Later on, my mom, who had been a housewife her whole life, decided to run for office. Of course, I saw her run for gov of Texas and she won despite the fact that all the odds were stacked against her. It was another lesson to me of how important it was for women to support each other and to help make government and everything else about our life more equal. 

RG: Your mom sounds awesome! Were there other women who inspired you when you were young? 

CR: Growing up in Texas, women didn’t have a lot of options, but there was a woman from Houston. Her name was Barbara Jordan, and she was elected the first Black woman from the south to go to the United States Congress. She played a huge role in my life, and in my upbringing, and really showed what women could do. 

And of course, now, there are so many women who follow the steps of Barbara Jordan, but she’s the kind of woman that I always looked up to. 

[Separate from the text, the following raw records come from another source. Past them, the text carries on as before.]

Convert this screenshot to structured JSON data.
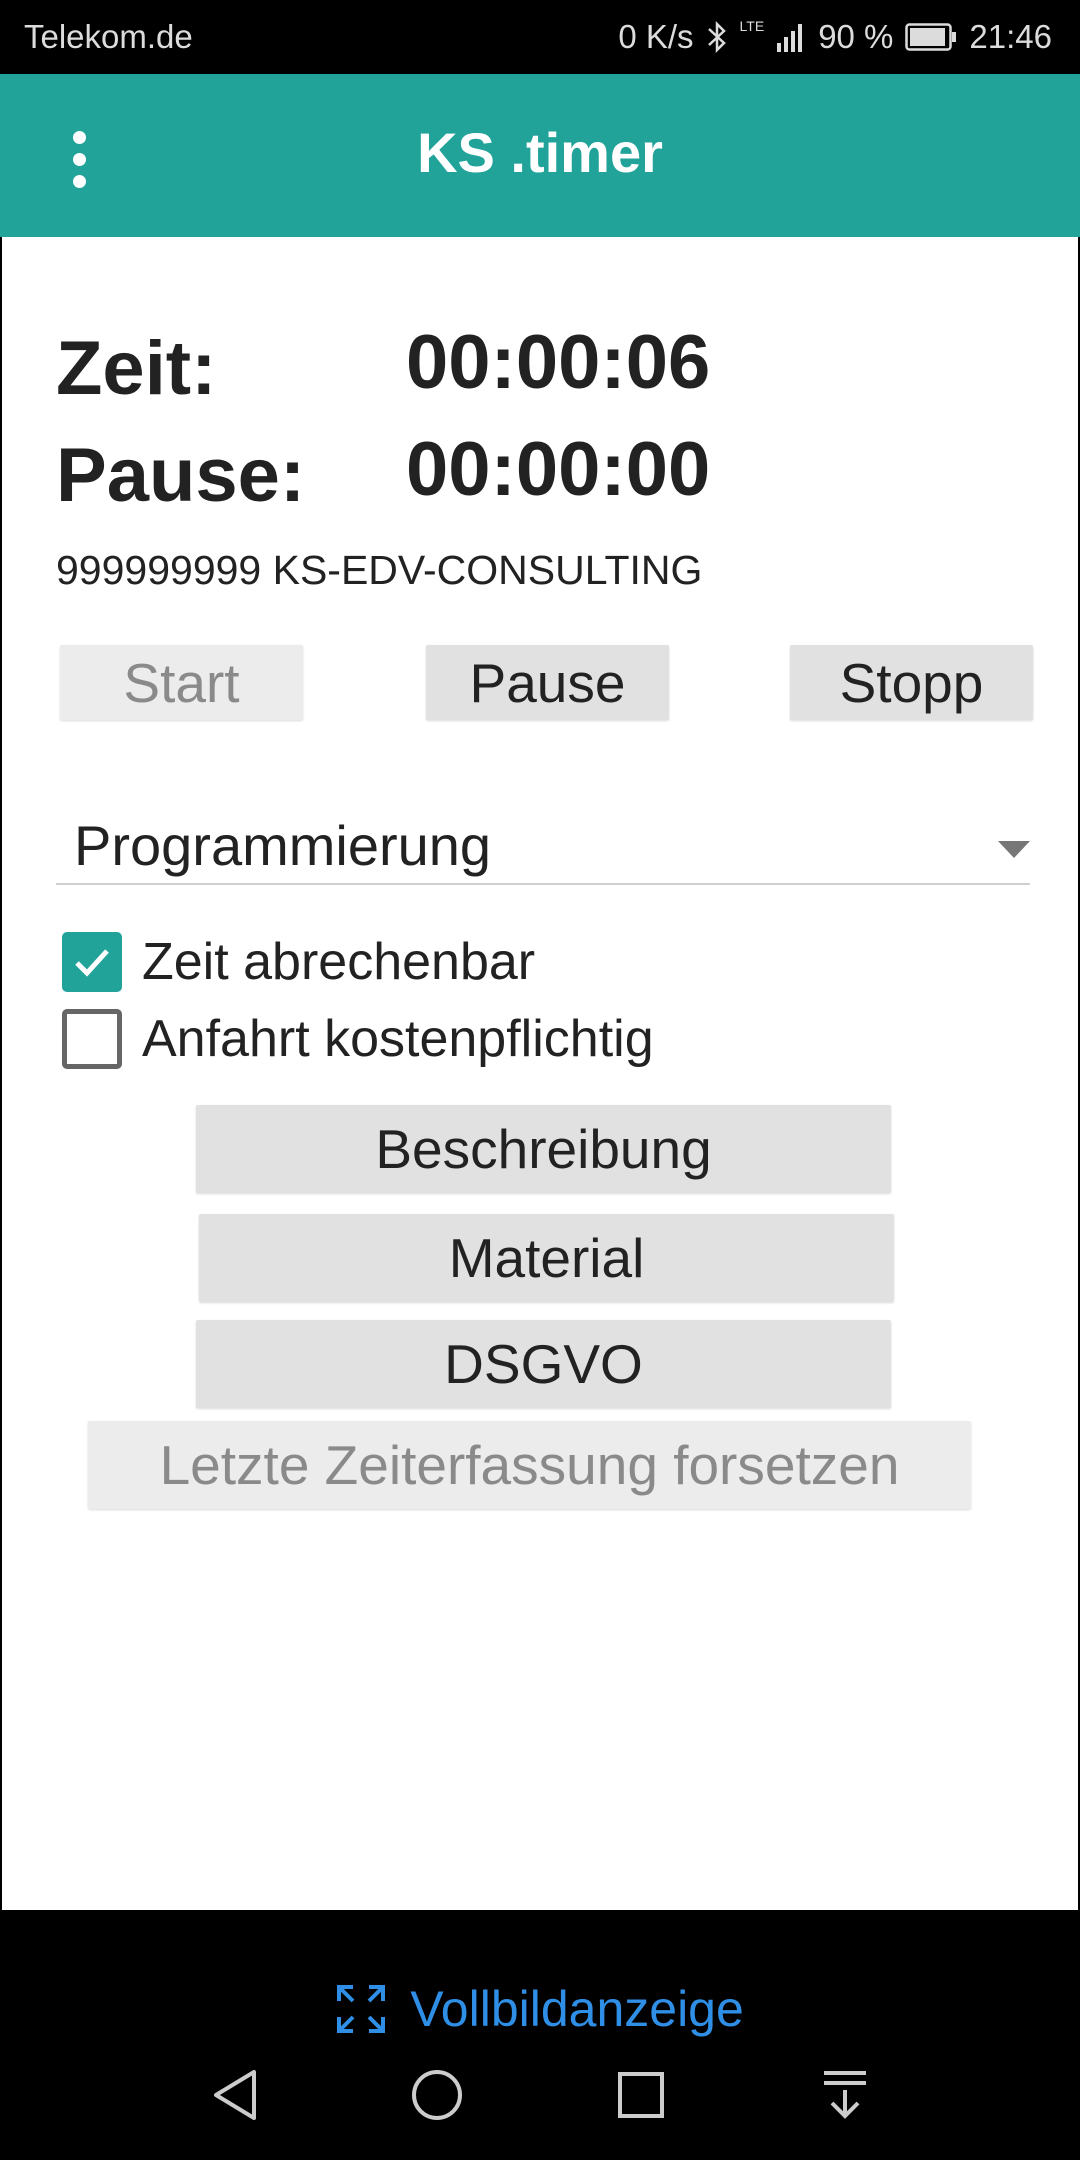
{
  "status_bar": {
    "carrier": "Telekom.de",
    "network_speed": "0 K/s",
    "lte": "LTE",
    "battery_percent": "90 %",
    "time": "21:46"
  },
  "app_bar": {
    "title": "KS .timer"
  },
  "timer": {
    "zeit_label": "Zeit:",
    "zeit_value": "00:00:06",
    "pause_label": "Pause:",
    "pause_value": "00:00:00"
  },
  "customer": "999999999 KS-EDV-CONSULTING",
  "controls": {
    "start": "Start",
    "pause": "Pause",
    "stopp": "Stopp"
  },
  "activity": {
    "selected": "Programmierung"
  },
  "checkboxes": {
    "zeit_abrechenbar": {
      "label": "Zeit abrechenbar",
      "checked": true
    },
    "anfahrt_kostenpflichtig": {
      "label": "Anfahrt kostenpflichtig",
      "checked": false
    }
  },
  "actions": {
    "beschreibung": "Beschreibung",
    "material": "Material",
    "dsgvo": "DSGVO",
    "letzte": "Letzte Zeiterfassung forsetzen"
  },
  "fullscreen_prompt": {
    "label": "Vollbildanzeige"
  },
  "colors": {
    "accent": "#21a39a",
    "link": "#2f8fe6"
  }
}
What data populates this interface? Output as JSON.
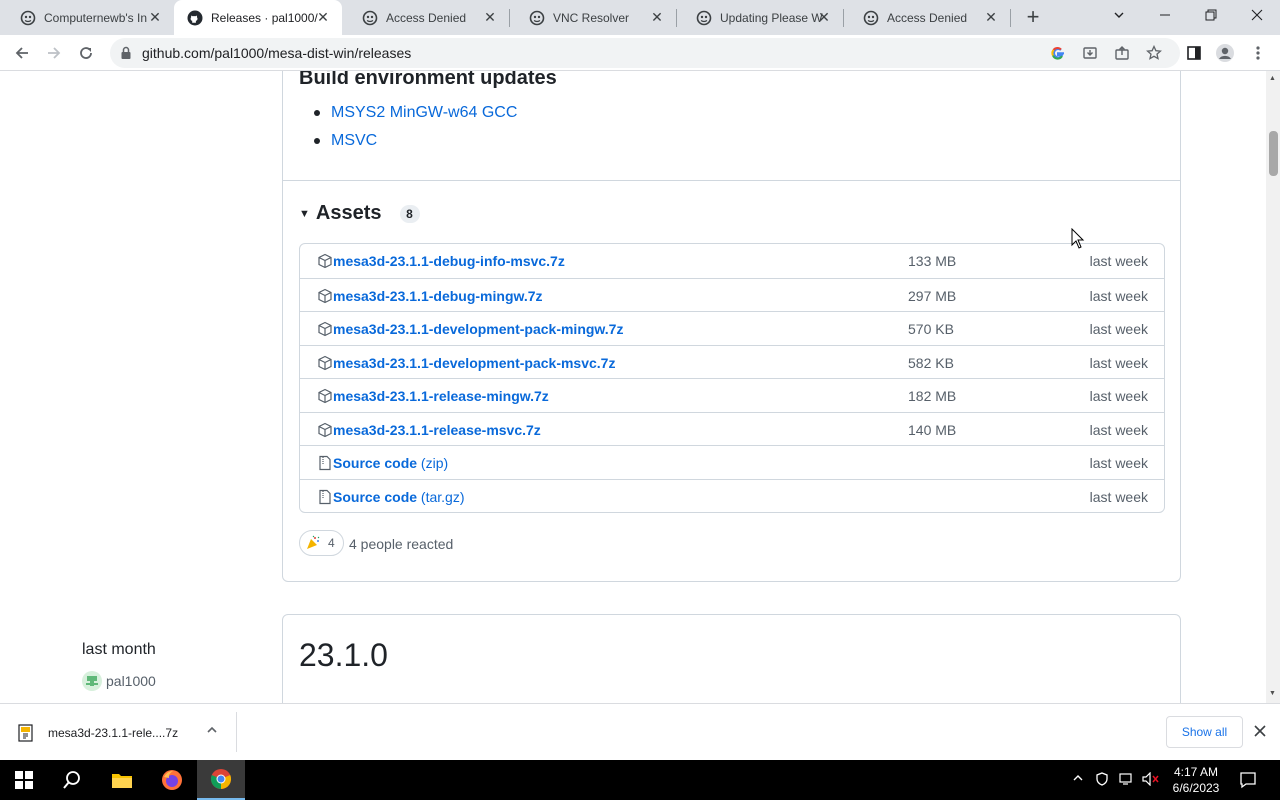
{
  "browser": {
    "tabs": [
      {
        "title": "Computernewb's In",
        "favicon": "computernewb-icon",
        "active": false
      },
      {
        "title": "Releases · pal1000/",
        "favicon": "github-icon",
        "active": true
      },
      {
        "title": "Access Denied",
        "favicon": "computernewb-icon",
        "active": false
      },
      {
        "title": "VNC Resolver",
        "favicon": "computernewb-icon",
        "active": false
      },
      {
        "title": "Updating Please W",
        "favicon": "computernewb-icon",
        "active": false
      },
      {
        "title": "Access Denied",
        "favicon": "computernewb-icon",
        "active": false
      }
    ],
    "new_tab_label": "+",
    "url": "github.com/pal1000/mesa-dist-win/releases"
  },
  "release_current": {
    "section_heading": "Build environment updates",
    "bullets": [
      "MSYS2 MinGW-w64 GCC",
      "MSVC"
    ],
    "assets_title": "Assets",
    "assets_count": "8",
    "assets": [
      {
        "name": "mesa3d-23.1.1-debug-info-msvc.7z",
        "sub": "",
        "size": "133 MB",
        "date": "last week",
        "icon": "package-icon"
      },
      {
        "name": "mesa3d-23.1.1-debug-mingw.7z",
        "sub": "",
        "size": "297 MB",
        "date": "last week",
        "icon": "package-icon"
      },
      {
        "name": "mesa3d-23.1.1-development-pack-mingw.7z",
        "sub": "",
        "size": "570 KB",
        "date": "last week",
        "icon": "package-icon"
      },
      {
        "name": "mesa3d-23.1.1-development-pack-msvc.7z",
        "sub": "",
        "size": "582 KB",
        "date": "last week",
        "icon": "package-icon"
      },
      {
        "name": "mesa3d-23.1.1-release-mingw.7z",
        "sub": "",
        "size": "182 MB",
        "date": "last week",
        "icon": "package-icon"
      },
      {
        "name": "mesa3d-23.1.1-release-msvc.7z",
        "sub": "",
        "size": "140 MB",
        "date": "last week",
        "icon": "package-icon"
      },
      {
        "name": "Source code",
        "sub": " (zip)",
        "size": "",
        "date": "last week",
        "icon": "file-zip-icon"
      },
      {
        "name": "Source code",
        "sub": " (tar.gz)",
        "size": "",
        "date": "last week",
        "icon": "file-zip-icon"
      }
    ],
    "reaction_count": "4",
    "reacted_text": "4 people reacted"
  },
  "release_previous": {
    "time": "last month",
    "author": "pal1000",
    "title": "23.1.0"
  },
  "download_bar": {
    "file_name": "mesa3d-23.1.1-rele....7z",
    "show_all": "Show all"
  },
  "taskbar": {
    "time": "4:17 AM",
    "date": "6/6/2023"
  },
  "colors": {
    "link": "#0969da",
    "border": "#d0d7de",
    "muted": "#57606a"
  }
}
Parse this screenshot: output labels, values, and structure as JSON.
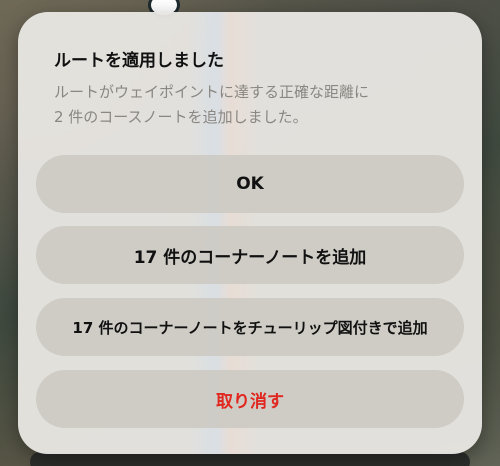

RG: Looking back on your childhood, is there a piece of advice you would give yourself? 

CR: It’s so important when you’re young and you see things that aren’t fair, to speak up about them. I think too many times, especially as girls, we wait until it seems comfortable or everybody else is doing it. Really what I found all my life is what most other women and girls are looking for is someone to just start the ball rolling. That’s what I guess my advice is and what I’ve learned is: don’t wait to be asked. 

RG: I think it can be hard to speak up, especially when you’re young. 

CR: I think there’s never been a better moment in our world for young girls to make a difference. As I like to say, it’s important to start before you’re ready. A lot of times we think we have to know every aspect of an issue or what the right solution is but, usually, the most important thing is just to get started. So whether it’s volunteering for a local animal shelter or it may be marching on gun violence or it might be volunteering for someone who’s running for office who seems interesting, there’s never a better time than now. I guess that’s the most important thing: don’t wait to be asked, don’t wait for permission, just get going now. 

Look around you and if there’s something that bothering you, start a petition, meet up with some other folks, ask to meet with your principal or your parents or maybe your school board, and let them know your point of view. 

Young people have such an opportunity to change minds and to change the world. 

RG: What makes you a Rebel Girl? 

CR: I suppose all my life I’ve done things that folks said I couldn’t or shouldn’t. I think the definition of being a Rebel Girl, for all the girls, is doing things even when they say you can’t. That’s the only way we make a change. I’m so inspired by so many young girls now who are challenging assumptions, taking on things that seem unfair, and finding their voice at a really young age. I think joining in an incredible, long history of the legacy of Rebel Girls who have changed the world.  

END.

For more resources and informative articles to share with your Rebels, head to the Rebel Girls blog page.